__Your instructions__.
From the line containing "Parse this screenshot: output" down to the final entry below, restate each line word for word.

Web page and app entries
========================

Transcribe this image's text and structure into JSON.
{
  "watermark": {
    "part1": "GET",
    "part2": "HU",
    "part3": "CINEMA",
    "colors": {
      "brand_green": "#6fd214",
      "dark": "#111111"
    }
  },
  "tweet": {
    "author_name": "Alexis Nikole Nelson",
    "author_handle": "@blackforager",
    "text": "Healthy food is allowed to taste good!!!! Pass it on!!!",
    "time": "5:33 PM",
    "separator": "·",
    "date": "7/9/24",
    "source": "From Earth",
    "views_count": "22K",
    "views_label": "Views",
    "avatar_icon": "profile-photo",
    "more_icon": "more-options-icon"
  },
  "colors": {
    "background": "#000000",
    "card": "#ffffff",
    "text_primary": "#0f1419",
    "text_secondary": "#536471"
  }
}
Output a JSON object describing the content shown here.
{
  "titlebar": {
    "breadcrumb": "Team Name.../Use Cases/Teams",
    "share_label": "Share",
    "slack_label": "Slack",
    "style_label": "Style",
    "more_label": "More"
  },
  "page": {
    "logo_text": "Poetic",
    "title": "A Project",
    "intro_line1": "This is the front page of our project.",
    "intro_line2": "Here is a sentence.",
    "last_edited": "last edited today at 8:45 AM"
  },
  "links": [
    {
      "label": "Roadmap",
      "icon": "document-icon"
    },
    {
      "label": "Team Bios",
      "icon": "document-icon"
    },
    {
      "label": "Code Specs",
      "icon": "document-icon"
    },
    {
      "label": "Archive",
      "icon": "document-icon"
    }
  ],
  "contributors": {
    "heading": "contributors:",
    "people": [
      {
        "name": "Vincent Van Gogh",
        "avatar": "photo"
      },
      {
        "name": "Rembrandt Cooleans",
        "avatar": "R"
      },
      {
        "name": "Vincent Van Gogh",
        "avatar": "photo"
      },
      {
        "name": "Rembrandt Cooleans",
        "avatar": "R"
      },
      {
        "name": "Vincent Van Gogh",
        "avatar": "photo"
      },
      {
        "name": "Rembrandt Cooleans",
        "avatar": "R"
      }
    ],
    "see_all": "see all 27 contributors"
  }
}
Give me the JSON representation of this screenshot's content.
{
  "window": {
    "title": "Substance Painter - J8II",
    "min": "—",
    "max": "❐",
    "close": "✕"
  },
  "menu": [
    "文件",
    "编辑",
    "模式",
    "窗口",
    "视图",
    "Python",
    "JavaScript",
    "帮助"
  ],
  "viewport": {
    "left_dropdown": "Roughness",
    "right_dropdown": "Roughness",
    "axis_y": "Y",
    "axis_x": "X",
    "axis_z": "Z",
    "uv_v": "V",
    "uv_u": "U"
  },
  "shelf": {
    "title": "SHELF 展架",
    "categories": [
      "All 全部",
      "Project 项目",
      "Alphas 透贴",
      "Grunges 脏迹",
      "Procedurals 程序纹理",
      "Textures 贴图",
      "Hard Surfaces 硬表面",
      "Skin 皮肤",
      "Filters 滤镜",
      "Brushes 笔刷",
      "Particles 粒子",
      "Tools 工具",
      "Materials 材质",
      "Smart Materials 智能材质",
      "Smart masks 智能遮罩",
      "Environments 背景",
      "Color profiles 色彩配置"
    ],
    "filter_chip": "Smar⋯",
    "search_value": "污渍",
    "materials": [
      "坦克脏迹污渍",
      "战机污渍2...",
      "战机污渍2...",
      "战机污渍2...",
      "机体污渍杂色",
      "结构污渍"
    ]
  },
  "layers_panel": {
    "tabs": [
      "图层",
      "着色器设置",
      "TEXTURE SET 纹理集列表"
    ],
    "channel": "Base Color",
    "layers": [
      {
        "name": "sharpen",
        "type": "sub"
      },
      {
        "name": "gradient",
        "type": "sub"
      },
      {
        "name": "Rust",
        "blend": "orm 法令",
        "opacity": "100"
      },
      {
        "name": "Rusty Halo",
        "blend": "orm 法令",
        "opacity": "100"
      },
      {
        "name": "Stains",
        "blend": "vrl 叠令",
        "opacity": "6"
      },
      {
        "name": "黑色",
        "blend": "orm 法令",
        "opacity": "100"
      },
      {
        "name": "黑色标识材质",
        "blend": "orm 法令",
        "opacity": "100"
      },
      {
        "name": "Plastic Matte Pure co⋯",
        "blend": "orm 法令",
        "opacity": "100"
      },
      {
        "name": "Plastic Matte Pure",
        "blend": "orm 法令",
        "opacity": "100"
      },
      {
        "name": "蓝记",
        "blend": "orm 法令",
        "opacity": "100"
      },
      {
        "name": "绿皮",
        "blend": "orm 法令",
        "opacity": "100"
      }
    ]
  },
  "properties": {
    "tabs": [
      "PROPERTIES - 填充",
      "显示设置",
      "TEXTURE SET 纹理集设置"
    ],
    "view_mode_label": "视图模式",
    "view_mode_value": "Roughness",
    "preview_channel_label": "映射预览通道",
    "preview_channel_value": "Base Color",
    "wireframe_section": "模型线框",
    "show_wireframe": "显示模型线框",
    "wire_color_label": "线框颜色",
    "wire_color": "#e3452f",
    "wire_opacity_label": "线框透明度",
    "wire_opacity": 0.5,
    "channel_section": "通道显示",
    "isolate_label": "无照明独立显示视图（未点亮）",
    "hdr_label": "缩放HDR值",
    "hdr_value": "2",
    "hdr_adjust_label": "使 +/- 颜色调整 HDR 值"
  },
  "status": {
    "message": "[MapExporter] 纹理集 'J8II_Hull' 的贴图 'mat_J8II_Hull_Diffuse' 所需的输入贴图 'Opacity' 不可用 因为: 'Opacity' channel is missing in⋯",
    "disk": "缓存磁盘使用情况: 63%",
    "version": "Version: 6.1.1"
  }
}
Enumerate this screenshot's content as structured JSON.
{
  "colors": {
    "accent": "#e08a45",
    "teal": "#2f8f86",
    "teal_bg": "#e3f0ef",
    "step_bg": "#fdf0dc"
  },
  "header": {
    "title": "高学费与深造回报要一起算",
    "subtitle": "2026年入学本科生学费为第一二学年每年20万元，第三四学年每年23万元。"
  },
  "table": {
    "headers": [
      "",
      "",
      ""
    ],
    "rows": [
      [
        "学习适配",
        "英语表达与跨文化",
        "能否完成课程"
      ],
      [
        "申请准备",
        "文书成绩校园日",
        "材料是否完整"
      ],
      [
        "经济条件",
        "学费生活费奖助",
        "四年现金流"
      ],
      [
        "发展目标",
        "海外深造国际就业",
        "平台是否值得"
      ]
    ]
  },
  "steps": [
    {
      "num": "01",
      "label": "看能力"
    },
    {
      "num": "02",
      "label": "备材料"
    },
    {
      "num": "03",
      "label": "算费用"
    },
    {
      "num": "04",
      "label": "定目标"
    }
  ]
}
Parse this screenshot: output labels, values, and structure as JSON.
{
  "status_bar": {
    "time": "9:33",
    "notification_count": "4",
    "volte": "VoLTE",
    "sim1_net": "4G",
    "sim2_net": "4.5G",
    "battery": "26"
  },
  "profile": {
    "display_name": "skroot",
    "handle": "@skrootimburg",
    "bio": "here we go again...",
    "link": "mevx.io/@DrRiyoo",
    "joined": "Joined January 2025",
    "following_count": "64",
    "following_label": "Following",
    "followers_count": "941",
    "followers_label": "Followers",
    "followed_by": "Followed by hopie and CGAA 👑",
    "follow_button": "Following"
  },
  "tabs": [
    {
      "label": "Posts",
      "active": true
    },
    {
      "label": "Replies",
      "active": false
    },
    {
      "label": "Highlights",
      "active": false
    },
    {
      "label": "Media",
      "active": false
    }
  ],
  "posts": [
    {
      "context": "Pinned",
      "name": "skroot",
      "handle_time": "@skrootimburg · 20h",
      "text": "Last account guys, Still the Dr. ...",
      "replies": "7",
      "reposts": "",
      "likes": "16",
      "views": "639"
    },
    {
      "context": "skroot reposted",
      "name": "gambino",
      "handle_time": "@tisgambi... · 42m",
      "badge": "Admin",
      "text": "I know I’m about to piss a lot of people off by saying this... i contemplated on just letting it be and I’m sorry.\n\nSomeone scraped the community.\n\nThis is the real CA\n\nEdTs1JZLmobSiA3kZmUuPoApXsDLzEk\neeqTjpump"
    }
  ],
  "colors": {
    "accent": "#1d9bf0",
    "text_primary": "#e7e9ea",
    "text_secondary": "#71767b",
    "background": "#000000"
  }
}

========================

__Exercise response__.
Parse this screenshot: output labels, values, and structure as JSON.
{
  "status_bar": {
    "time": "9:33",
    "notification_count": "4",
    "volte": "VoLTE",
    "sim1_net": "4G",
    "sim2_net": "4.5G",
    "battery": "26"
  },
  "profile": {
    "display_name": "skroot",
    "handle": "@skrootimburg",
    "bio": "here we go again...",
    "link": "mevx.io/@DrRiyoo",
    "joined": "Joined January 2025",
    "following_count": "64",
    "following_label": "Following",
    "followers_count": "941",
    "followers_label": "Followers",
    "followed_by": "Followed by hopie and CGAA 👑",
    "follow_button": "Following"
  },
  "tabs": [
    {
      "label": "Posts",
      "active": true
    },
    {
      "label": "Replies",
      "active": false
    },
    {
      "label": "Highlights",
      "active": false
    },
    {
      "label": "Media",
      "active": false
    }
  ],
  "posts": [
    {
      "context": "Pinned",
      "name": "skroot",
      "handle_time": "@skrootimburg · 20h",
      "text": "Last account guys, Still the Dr. ...",
      "replies": "7",
      "reposts": "",
      "likes": "16",
      "views": "639"
    },
    {
      "context": "skroot reposted",
      "name": "gambino",
      "handle_time": "@tisgambi... · 42m",
      "badge": "Admin",
      "text": "I know I’m about to piss a lot of people off by saying this... i contemplated on just letting it be and I’m sorry.\n\nSomeone scraped the community.\n\nThis is the real CA\n\nEdTs1JZLmobSiA3kZmUuPoApXsDLzEk\neeqTjpump"
    }
  ],
  "colors": {
    "accent": "#1d9bf0",
    "text_primary": "#e7e9ea",
    "text_secondary": "#71767b",
    "background": "#000000"
  }
}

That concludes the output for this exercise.